EastEnders viewers frustrated with the dramatic twist have complained to Ofcom, claiming the mystery of Lucy Beale's death was too difficult to solve themselves.
Ofcom received five complaints in total, with four people bemoaning being given 'false information' which 'misled' them when trying to work out who killed the character last year.
More than 11 million people tuned in to see Bobby Beale, the character's 11-year-old half-brother, unmasked as her murderer in a highly publicised live-episode.
But audience members complained the development was too out of the blue, claiming the BBC provided viewers with false information about the killer's identity.
Another viewer said the soap should have included a helpline after making references to murder and drugs throughout the much anticipated semi-live episode.
'Ofcom has received five complaints about last night’s episode of EastEnders, on BBC 1.
'We will assess these complaints before deciding whether to investigate or not,' a spokesman said.
Almost 12million people tuned in to BBC last night to learn who had killed tragic Lucy Beale on Good Friday last year.
When Bobby was revealed to be her killer in a shock twist, more than one million tweets were posted about the show.
Millions are expected to watch tonight's episode in which details of how the murder was covered up for so long are explored.
Viewers also complained that no helpline was advertised at the end of the show to help those affected by drug abuse or violence. Lucy Beale (played by Hettie Bywater, above), had a drug problem
In 1997, 22 million viewers watched Bianca Jackson and Ricky Butcher (played by Patsy Palmer and Sid Owen) get married in a special episode of the show
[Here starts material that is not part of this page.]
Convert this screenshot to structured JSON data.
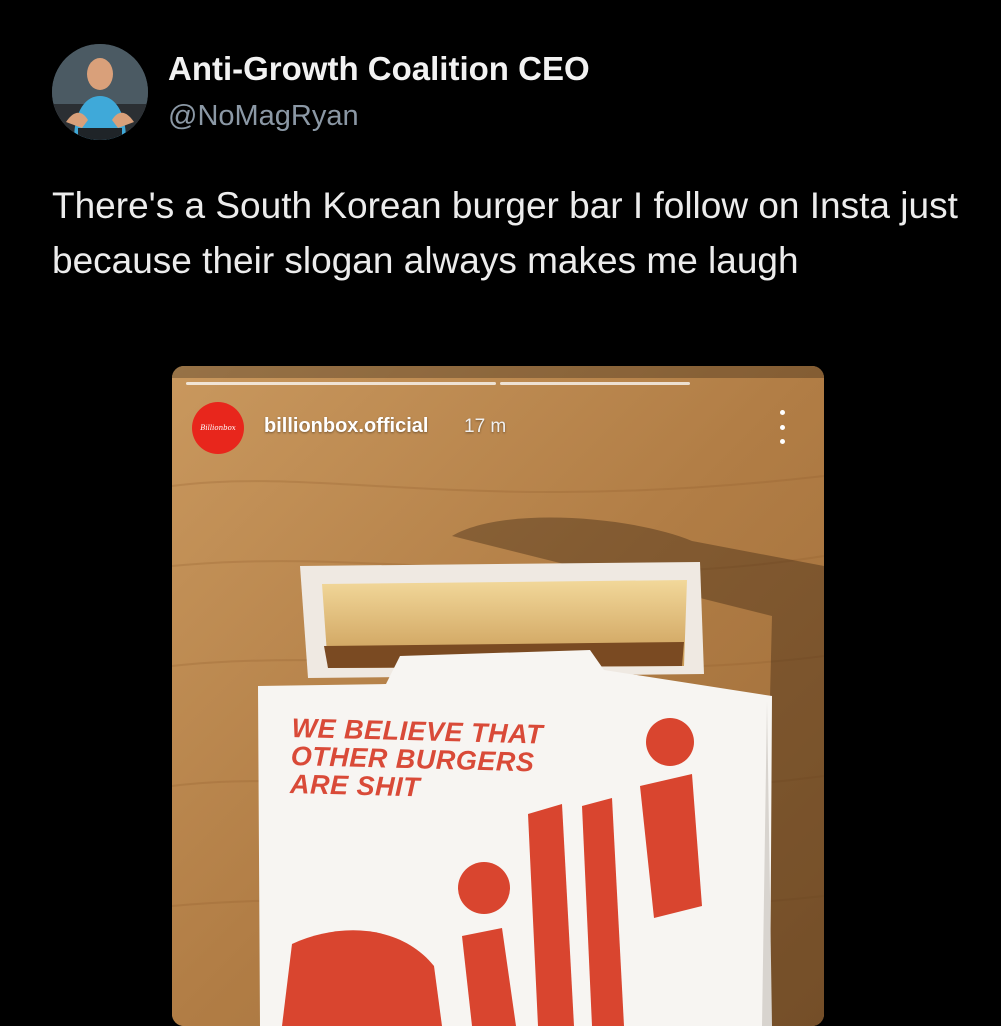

While Friday's ratings were three times the number of an ordinary mid-week episode they pale into comparison with others in the show's 30 year history.
In 1997, 22 million people tuned in to watch the wedding of Bianca Jackson and Ricky Butcher, while 30 million saw 'Dirty' Den Watts hand a divorce letter on Christmas day in 1986.
When Phil Mitchell's shooter was revealed in 2001, 19million people watched the show.
The drop in ratings is a result of an increase in the number of television channels available today, experts said.
'No other medium is as popular as TV, has the power to attract millions of people together at the same time and makes such an impact on our culture,' said Lindsey Clay, chief executive of Thinkbox, the marketing body for commercial TV in the UK.
'TV has always done this, but 30 years ago people could only choose from a handful of channels; now they have hundreds - and the flexibility to watch whenever and wherever they like.
'This huge choice has meant that the TV audience is more spread out than it used to be because people can seek out shows they are specifically interested in - foodies have food channels, sports fans have sports channels, arts fans have arts channels and so on.
'This has made for happier viewers and a more engaged audience.'
In 2001, almost 20million people turned on BBC to find out who had shot Phil Mitchell (played by Steve McFadden, above)